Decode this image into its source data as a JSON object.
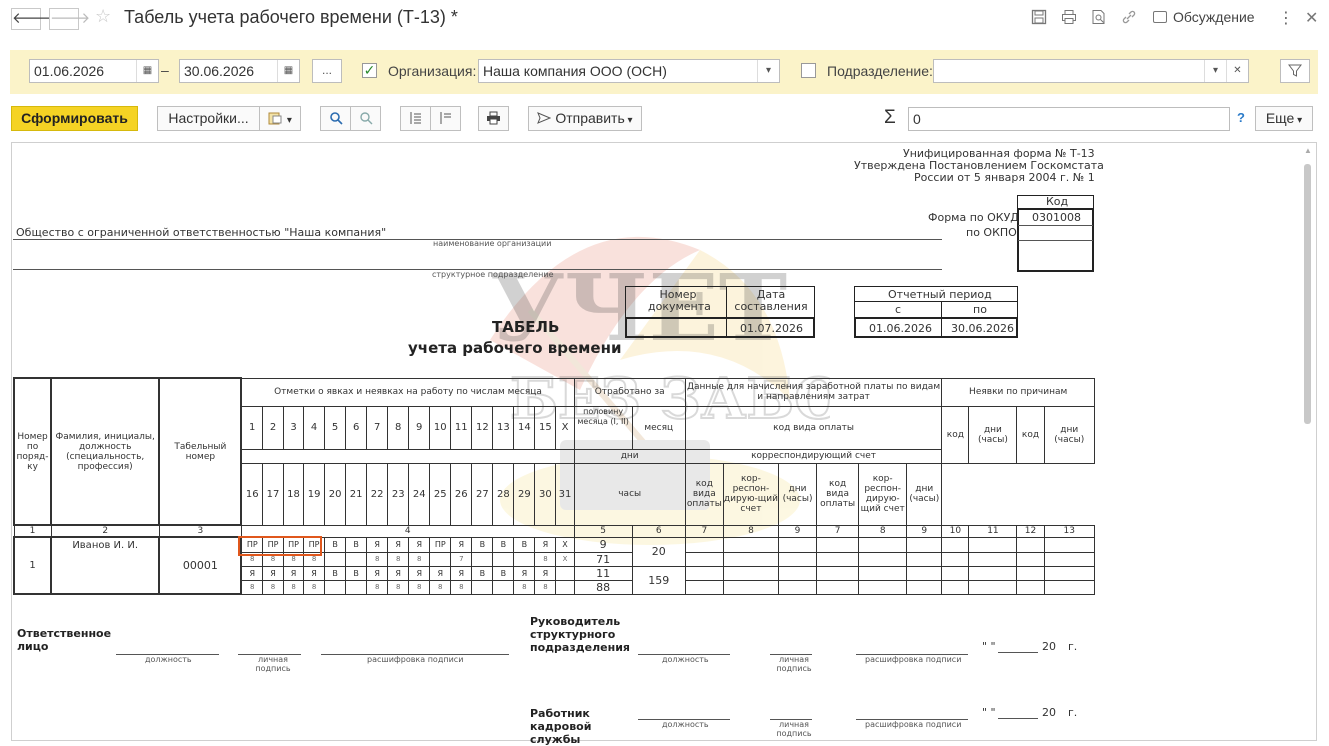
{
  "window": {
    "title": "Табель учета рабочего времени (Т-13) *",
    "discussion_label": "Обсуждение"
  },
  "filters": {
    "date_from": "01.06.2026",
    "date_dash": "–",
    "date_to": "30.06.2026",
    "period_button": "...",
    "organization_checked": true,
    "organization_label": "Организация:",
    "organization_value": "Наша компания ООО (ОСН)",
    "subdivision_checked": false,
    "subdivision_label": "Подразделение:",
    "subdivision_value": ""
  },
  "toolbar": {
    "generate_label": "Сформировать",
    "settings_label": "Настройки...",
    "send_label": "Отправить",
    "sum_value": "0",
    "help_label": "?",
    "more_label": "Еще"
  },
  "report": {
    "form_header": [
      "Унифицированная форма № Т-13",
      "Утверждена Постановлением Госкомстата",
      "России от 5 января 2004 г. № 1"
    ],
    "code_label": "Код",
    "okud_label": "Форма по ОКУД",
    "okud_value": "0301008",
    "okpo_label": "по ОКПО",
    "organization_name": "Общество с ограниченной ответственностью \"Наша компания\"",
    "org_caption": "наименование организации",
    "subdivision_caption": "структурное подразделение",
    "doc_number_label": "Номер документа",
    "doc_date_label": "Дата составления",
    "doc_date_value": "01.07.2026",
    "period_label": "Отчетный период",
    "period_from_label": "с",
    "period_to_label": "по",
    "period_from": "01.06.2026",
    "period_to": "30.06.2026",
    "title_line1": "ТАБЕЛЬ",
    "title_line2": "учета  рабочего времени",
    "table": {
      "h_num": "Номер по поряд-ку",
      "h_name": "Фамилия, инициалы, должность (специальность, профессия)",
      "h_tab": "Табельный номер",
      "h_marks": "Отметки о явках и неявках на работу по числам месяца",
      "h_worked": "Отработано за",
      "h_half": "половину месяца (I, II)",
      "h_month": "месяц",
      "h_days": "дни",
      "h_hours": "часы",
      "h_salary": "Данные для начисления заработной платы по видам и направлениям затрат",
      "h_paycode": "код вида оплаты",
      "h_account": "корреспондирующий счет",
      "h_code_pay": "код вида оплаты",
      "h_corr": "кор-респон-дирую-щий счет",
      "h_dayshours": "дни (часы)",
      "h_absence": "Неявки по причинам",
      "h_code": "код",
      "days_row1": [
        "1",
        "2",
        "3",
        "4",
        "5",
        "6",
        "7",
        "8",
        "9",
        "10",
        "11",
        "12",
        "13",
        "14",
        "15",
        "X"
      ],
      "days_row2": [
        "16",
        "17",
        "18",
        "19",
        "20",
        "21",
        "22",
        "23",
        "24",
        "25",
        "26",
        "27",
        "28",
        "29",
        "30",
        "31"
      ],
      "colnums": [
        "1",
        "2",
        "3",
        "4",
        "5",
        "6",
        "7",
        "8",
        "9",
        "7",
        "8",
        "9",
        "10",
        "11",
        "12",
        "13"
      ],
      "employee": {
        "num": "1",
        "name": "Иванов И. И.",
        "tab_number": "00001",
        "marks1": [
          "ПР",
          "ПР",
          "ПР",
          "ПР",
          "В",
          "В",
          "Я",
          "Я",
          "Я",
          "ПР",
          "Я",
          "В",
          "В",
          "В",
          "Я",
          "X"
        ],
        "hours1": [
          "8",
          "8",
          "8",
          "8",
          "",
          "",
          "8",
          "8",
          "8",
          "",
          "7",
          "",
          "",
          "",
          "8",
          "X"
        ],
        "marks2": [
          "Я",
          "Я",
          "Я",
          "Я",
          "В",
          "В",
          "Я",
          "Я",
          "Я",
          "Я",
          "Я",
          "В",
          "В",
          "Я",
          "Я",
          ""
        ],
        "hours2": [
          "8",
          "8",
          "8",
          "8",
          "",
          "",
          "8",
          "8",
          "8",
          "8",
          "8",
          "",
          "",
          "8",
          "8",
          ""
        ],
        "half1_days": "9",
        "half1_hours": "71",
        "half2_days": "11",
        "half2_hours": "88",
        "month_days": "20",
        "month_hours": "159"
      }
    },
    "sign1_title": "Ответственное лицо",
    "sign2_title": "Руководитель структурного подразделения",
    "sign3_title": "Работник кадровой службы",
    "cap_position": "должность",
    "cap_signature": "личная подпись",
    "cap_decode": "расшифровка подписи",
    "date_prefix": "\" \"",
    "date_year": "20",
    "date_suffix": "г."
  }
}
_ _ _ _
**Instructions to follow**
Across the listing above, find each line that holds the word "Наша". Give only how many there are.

**Response for this exercise**
2